Work instructions ▸
Answer with one number: the count of lines in the listing below that hold the word "JSON".

Dataset ▸

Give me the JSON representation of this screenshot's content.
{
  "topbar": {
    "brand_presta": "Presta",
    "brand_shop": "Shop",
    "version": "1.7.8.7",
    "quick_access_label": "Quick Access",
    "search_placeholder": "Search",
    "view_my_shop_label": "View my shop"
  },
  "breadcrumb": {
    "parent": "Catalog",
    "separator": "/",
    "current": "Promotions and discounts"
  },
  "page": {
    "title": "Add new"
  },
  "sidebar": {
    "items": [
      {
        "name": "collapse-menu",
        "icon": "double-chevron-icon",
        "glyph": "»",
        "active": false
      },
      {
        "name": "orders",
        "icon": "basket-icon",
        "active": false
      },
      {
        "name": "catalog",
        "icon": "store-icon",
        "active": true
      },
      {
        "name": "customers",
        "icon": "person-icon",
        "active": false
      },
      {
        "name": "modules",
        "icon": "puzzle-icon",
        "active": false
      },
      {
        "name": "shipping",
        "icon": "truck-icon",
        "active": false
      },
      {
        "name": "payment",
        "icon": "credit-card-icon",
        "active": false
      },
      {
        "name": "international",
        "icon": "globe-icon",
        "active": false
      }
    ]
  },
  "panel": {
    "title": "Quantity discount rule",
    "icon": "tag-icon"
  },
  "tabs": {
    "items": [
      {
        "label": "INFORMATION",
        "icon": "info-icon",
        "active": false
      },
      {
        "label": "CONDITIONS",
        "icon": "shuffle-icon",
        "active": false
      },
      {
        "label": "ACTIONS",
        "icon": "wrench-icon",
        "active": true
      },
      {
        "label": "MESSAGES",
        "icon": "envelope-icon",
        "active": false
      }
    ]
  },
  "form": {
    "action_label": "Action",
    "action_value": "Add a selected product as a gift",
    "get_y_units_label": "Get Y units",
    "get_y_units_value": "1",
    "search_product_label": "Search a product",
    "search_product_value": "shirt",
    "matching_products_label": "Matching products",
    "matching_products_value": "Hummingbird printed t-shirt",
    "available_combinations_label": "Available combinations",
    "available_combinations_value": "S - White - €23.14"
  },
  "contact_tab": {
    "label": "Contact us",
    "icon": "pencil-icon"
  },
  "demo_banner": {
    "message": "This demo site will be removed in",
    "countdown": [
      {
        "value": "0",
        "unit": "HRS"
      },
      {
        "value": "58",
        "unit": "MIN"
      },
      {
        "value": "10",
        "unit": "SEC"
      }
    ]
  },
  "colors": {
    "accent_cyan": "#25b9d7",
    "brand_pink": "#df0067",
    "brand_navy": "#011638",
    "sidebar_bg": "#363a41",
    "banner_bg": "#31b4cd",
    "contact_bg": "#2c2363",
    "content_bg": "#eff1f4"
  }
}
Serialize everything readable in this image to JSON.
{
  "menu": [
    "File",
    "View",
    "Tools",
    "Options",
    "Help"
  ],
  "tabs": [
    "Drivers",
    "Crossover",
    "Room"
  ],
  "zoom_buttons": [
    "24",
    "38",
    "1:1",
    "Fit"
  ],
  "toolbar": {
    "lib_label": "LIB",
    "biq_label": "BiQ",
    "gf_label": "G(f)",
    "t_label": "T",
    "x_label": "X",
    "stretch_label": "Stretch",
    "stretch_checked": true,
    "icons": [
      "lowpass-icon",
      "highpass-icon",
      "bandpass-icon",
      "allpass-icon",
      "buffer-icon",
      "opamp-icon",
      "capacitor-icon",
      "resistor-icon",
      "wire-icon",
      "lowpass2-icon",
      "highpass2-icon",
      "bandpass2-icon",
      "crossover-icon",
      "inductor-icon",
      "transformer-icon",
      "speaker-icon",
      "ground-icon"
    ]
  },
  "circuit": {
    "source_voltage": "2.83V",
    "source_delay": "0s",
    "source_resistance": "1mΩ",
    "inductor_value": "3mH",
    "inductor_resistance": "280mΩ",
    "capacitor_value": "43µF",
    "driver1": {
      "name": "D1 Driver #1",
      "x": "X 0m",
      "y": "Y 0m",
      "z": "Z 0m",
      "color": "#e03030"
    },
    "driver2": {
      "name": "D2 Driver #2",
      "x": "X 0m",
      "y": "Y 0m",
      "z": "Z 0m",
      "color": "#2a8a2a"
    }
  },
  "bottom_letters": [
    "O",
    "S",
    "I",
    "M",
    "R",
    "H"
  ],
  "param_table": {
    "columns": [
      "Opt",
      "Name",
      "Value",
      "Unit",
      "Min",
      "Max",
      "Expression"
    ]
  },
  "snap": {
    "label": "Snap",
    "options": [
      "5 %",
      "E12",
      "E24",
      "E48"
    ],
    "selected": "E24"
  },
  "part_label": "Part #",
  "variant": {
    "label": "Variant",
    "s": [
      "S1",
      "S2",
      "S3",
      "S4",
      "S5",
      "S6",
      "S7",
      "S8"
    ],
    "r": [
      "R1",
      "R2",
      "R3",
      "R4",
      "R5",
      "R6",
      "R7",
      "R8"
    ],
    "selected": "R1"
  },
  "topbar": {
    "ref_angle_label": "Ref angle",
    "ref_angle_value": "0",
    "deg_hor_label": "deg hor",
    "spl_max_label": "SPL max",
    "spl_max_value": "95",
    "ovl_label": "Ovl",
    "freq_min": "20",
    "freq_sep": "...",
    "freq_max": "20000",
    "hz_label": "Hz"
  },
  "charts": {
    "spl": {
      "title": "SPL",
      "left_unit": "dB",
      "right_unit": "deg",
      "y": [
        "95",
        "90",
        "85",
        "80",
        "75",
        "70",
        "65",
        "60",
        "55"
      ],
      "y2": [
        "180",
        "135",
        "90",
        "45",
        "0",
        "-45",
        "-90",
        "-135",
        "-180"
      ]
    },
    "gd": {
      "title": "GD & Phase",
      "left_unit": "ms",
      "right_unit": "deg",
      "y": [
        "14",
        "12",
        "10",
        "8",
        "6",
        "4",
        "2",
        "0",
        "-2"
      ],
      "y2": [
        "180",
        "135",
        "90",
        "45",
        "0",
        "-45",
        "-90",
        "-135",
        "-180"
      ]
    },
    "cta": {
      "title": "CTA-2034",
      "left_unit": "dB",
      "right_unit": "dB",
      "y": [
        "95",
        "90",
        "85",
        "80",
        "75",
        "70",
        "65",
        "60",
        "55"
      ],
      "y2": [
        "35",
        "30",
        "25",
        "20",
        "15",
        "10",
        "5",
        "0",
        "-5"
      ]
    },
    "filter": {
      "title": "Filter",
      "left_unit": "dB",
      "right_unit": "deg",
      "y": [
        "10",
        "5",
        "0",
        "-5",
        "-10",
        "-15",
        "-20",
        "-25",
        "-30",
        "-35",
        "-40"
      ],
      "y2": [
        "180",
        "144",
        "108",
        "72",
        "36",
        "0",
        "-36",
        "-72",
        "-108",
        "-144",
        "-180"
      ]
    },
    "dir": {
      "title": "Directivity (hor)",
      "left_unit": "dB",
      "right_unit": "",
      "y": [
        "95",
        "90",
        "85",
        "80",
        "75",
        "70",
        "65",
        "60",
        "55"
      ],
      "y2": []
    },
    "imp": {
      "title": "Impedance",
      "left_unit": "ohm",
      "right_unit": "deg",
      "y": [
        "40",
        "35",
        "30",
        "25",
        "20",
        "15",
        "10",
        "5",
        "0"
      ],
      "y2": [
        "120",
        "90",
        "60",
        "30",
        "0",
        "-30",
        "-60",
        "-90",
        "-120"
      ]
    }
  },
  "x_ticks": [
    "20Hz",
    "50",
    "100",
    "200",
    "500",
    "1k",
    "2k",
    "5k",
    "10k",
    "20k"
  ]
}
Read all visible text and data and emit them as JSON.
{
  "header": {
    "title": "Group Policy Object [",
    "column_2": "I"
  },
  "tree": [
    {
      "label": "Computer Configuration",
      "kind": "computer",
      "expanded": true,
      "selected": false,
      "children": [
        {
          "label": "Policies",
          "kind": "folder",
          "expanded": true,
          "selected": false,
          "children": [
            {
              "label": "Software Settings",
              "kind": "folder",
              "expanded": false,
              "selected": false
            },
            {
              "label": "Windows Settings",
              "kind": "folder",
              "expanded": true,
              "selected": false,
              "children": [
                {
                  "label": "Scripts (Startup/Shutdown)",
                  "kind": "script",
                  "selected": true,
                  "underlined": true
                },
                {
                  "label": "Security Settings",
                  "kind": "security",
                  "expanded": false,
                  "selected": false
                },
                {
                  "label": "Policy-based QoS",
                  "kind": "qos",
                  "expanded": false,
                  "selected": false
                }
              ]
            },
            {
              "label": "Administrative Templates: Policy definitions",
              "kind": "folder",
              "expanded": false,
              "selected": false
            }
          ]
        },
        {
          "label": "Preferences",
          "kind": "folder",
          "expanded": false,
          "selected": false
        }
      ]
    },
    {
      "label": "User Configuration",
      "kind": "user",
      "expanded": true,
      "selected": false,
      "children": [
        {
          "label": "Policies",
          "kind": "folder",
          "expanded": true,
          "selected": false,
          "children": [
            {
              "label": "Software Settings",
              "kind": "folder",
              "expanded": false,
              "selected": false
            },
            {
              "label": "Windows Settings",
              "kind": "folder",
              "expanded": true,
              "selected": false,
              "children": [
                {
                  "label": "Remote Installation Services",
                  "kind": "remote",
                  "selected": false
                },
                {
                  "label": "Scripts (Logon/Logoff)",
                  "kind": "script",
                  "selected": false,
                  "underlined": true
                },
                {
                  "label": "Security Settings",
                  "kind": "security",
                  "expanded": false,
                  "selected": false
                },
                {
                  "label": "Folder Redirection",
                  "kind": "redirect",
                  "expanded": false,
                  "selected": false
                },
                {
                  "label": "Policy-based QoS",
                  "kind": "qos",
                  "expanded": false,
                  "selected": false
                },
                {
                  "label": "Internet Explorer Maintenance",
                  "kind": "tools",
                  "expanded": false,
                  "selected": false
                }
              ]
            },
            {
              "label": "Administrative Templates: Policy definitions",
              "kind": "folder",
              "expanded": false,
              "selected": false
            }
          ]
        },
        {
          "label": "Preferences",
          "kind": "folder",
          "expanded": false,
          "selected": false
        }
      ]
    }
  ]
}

Response ▸
3